[Entries from a dataset of interfaces]
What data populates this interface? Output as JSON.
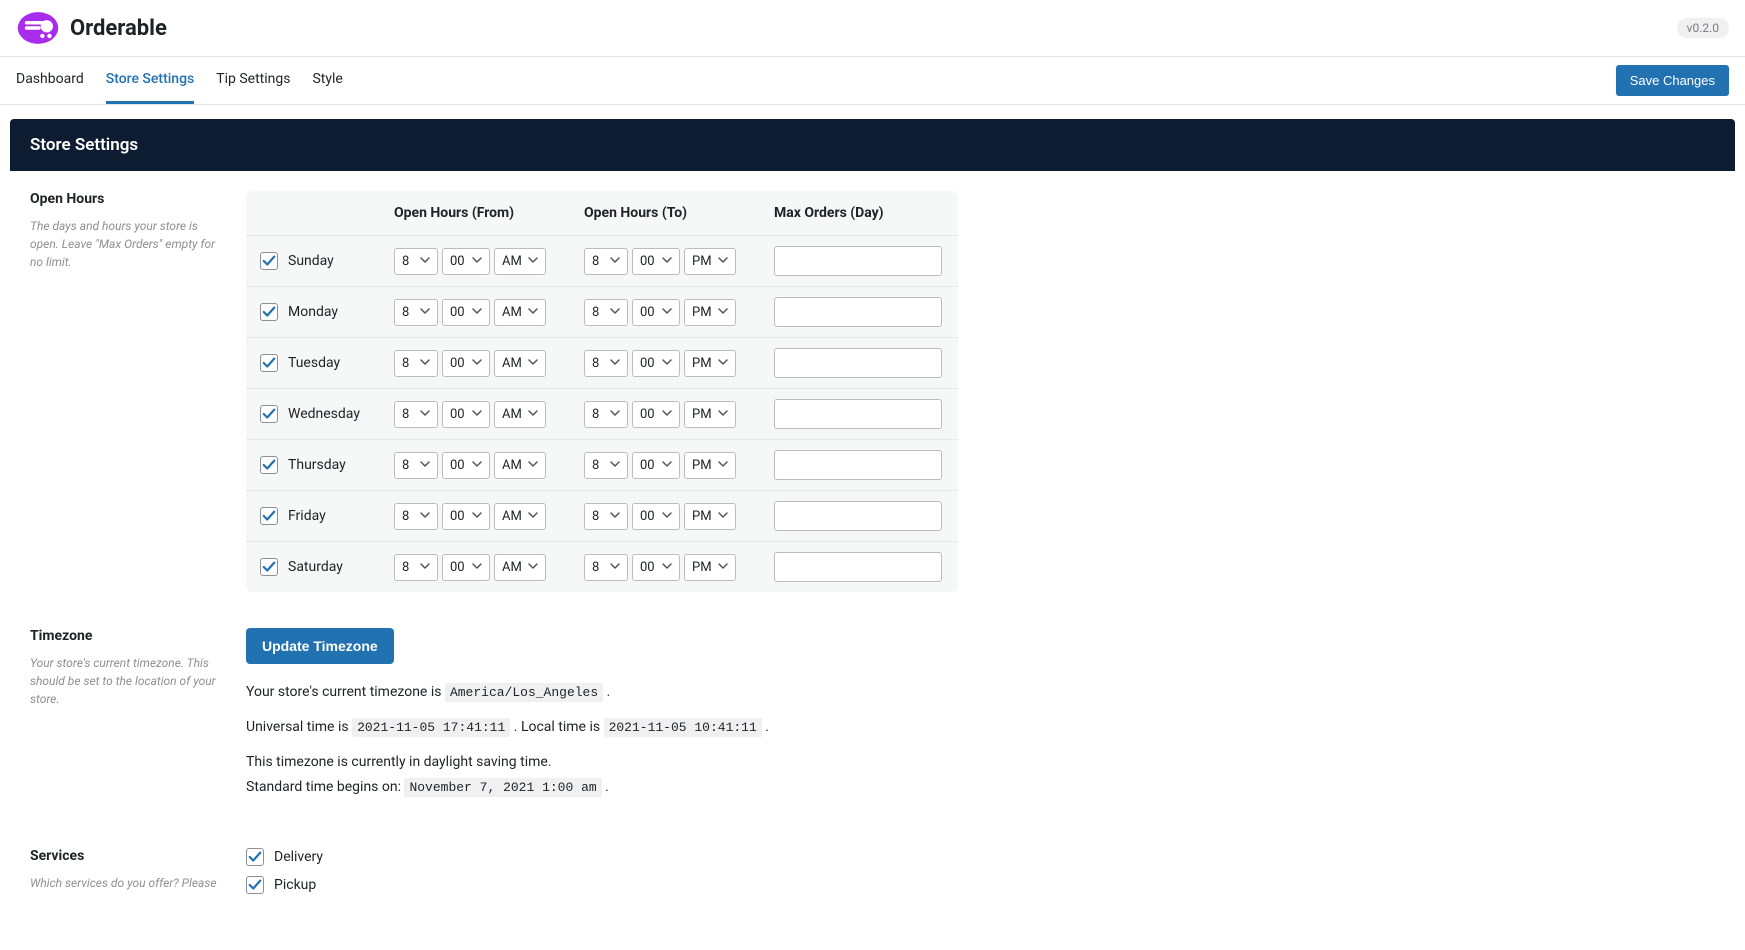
{
  "brand": {
    "name": "Orderable"
  },
  "version": "v0.2.0",
  "tabs": [
    {
      "label": "Dashboard",
      "active": false
    },
    {
      "label": "Store Settings",
      "active": true
    },
    {
      "label": "Tip Settings",
      "active": false
    },
    {
      "label": "Style",
      "active": false
    }
  ],
  "save_button": "Save Changes",
  "page_title": "Store Settings",
  "open_hours": {
    "label": "Open Hours",
    "desc": "The days and hours your store is open. Leave \"Max Orders\" empty for no limit.",
    "columns": {
      "from": "Open Hours (From)",
      "to": "Open Hours (To)",
      "max": "Max Orders (Day)"
    },
    "rows": [
      {
        "day": "Sunday",
        "enabled": true,
        "from_h": "8",
        "from_m": "00",
        "from_ap": "AM",
        "to_h": "8",
        "to_m": "00",
        "to_ap": "PM",
        "max": ""
      },
      {
        "day": "Monday",
        "enabled": true,
        "from_h": "8",
        "from_m": "00",
        "from_ap": "AM",
        "to_h": "8",
        "to_m": "00",
        "to_ap": "PM",
        "max": ""
      },
      {
        "day": "Tuesday",
        "enabled": true,
        "from_h": "8",
        "from_m": "00",
        "from_ap": "AM",
        "to_h": "8",
        "to_m": "00",
        "to_ap": "PM",
        "max": ""
      },
      {
        "day": "Wednesday",
        "enabled": true,
        "from_h": "8",
        "from_m": "00",
        "from_ap": "AM",
        "to_h": "8",
        "to_m": "00",
        "to_ap": "PM",
        "max": ""
      },
      {
        "day": "Thursday",
        "enabled": true,
        "from_h": "8",
        "from_m": "00",
        "from_ap": "AM",
        "to_h": "8",
        "to_m": "00",
        "to_ap": "PM",
        "max": ""
      },
      {
        "day": "Friday",
        "enabled": true,
        "from_h": "8",
        "from_m": "00",
        "from_ap": "AM",
        "to_h": "8",
        "to_m": "00",
        "to_ap": "PM",
        "max": ""
      },
      {
        "day": "Saturday",
        "enabled": true,
        "from_h": "8",
        "from_m": "00",
        "from_ap": "AM",
        "to_h": "8",
        "to_m": "00",
        "to_ap": "PM",
        "max": ""
      }
    ]
  },
  "timezone": {
    "label": "Timezone",
    "desc": "Your store's current timezone. This should be set to the location of your store.",
    "button": "Update Timezone",
    "line1_pre": "Your store's current timezone is ",
    "tz_value": "America/Los_Angeles",
    "line1_post": " .",
    "line2_pre": "Universal time is ",
    "utc": "2021-11-05 17:41:11",
    "line2_mid": " . Local time is ",
    "local": "2021-11-05 10:41:11",
    "line2_post": " .",
    "line3": "This timezone is currently in daylight saving time.",
    "line4_pre": "Standard time begins on: ",
    "std": "November 7, 2021 1:00 am",
    "line4_post": " ."
  },
  "services": {
    "label": "Services",
    "desc": "Which services do you offer? Please",
    "items": [
      {
        "label": "Delivery",
        "checked": true
      },
      {
        "label": "Pickup",
        "checked": true
      }
    ]
  }
}
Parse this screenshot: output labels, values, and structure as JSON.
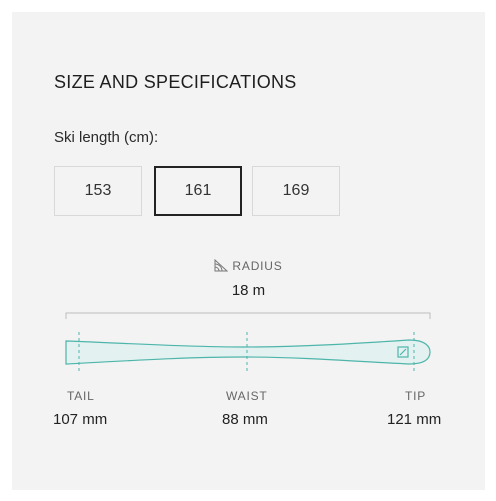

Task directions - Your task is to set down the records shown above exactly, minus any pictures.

Output of the exercise -
What data populates this interface? Output as JSON.
{
  "brand": {
    "name": "Orderable"
  },
  "version": "v0.2.0",
  "tabs": [
    {
      "label": "Dashboard",
      "active": false
    },
    {
      "label": "Store Settings",
      "active": true
    },
    {
      "label": "Tip Settings",
      "active": false
    },
    {
      "label": "Style",
      "active": false
    }
  ],
  "save_button": "Save Changes",
  "page_title": "Store Settings",
  "open_hours": {
    "label": "Open Hours",
    "desc": "The days and hours your store is open. Leave \"Max Orders\" empty for no limit.",
    "columns": {
      "from": "Open Hours (From)",
      "to": "Open Hours (To)",
      "max": "Max Orders (Day)"
    },
    "rows": [
      {
        "day": "Sunday",
        "enabled": true,
        "from_h": "8",
        "from_m": "00",
        "from_ap": "AM",
        "to_h": "8",
        "to_m": "00",
        "to_ap": "PM",
        "max": ""
      },
      {
        "day": "Monday",
        "enabled": true,
        "from_h": "8",
        "from_m": "00",
        "from_ap": "AM",
        "to_h": "8",
        "to_m": "00",
        "to_ap": "PM",
        "max": ""
      },
      {
        "day": "Tuesday",
        "enabled": true,
        "from_h": "8",
        "from_m": "00",
        "from_ap": "AM",
        "to_h": "8",
        "to_m": "00",
        "to_ap": "PM",
        "max": ""
      },
      {
        "day": "Wednesday",
        "enabled": true,
        "from_h": "8",
        "from_m": "00",
        "from_ap": "AM",
        "to_h": "8",
        "to_m": "00",
        "to_ap": "PM",
        "max": ""
      },
      {
        "day": "Thursday",
        "enabled": true,
        "from_h": "8",
        "from_m": "00",
        "from_ap": "AM",
        "to_h": "8",
        "to_m": "00",
        "to_ap": "PM",
        "max": ""
      },
      {
        "day": "Friday",
        "enabled": true,
        "from_h": "8",
        "from_m": "00",
        "from_ap": "AM",
        "to_h": "8",
        "to_m": "00",
        "to_ap": "PM",
        "max": ""
      },
      {
        "day": "Saturday",
        "enabled": true,
        "from_h": "8",
        "from_m": "00",
        "from_ap": "AM",
        "to_h": "8",
        "to_m": "00",
        "to_ap": "PM",
        "max": ""
      }
    ]
  },
  "timezone": {
    "label": "Timezone",
    "desc": "Your store's current timezone. This should be set to the location of your store.",
    "button": "Update Timezone",
    "line1_pre": "Your store's current timezone is ",
    "tz_value": "America/Los_Angeles",
    "line1_post": " .",
    "line2_pre": "Universal time is ",
    "utc": "2021-11-05 17:41:11",
    "line2_mid": " . Local time is ",
    "local": "2021-11-05 10:41:11",
    "line2_post": " .",
    "line3": "This timezone is currently in daylight saving time.",
    "line4_pre": "Standard time begins on: ",
    "std": "November 7, 2021 1:00 am",
    "line4_post": " ."
  },
  "services": {
    "label": "Services",
    "desc": "Which services do you offer? Please",
    "items": [
      {
        "label": "Delivery",
        "checked": true
      },
      {
        "label": "Pickup",
        "checked": true
      }
    ]
  }
}
Parse this screenshot: output labels, values, and structure as JSON.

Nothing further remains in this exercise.